(Provided records)
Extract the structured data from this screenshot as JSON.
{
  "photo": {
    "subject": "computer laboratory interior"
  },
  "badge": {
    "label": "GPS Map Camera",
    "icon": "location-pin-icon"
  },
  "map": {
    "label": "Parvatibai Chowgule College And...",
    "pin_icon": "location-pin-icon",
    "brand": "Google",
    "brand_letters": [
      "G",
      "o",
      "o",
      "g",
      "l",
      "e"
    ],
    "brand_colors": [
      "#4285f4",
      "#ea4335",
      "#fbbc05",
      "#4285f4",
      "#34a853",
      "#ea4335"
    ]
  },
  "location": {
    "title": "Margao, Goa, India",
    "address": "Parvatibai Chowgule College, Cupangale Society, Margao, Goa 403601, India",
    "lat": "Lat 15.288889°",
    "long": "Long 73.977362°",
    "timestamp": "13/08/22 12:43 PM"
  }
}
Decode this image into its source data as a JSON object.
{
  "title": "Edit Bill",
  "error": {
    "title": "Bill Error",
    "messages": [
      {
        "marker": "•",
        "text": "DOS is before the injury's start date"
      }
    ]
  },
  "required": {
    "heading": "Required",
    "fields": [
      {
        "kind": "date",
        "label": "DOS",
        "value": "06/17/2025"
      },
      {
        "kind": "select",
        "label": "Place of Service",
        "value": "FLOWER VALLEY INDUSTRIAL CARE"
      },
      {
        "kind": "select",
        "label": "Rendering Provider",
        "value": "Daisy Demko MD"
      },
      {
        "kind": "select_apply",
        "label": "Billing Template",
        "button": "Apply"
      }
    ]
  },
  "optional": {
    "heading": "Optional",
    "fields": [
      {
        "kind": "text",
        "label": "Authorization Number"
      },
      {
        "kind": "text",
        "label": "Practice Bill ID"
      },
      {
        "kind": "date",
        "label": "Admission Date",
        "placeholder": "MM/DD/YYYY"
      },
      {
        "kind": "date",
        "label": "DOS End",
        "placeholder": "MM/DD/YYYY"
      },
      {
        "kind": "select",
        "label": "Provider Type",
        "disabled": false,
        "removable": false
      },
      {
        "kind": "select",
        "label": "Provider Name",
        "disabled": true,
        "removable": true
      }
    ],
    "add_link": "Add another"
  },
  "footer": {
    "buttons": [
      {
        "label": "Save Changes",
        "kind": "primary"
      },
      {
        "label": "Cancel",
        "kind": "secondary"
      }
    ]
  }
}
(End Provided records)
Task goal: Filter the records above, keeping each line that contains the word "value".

Response to the exercise:
        "value": "06/17/2025"
        "value": "FLOWER VALLEY INDUSTRIAL CARE"
        "value": "Daisy Demko MD"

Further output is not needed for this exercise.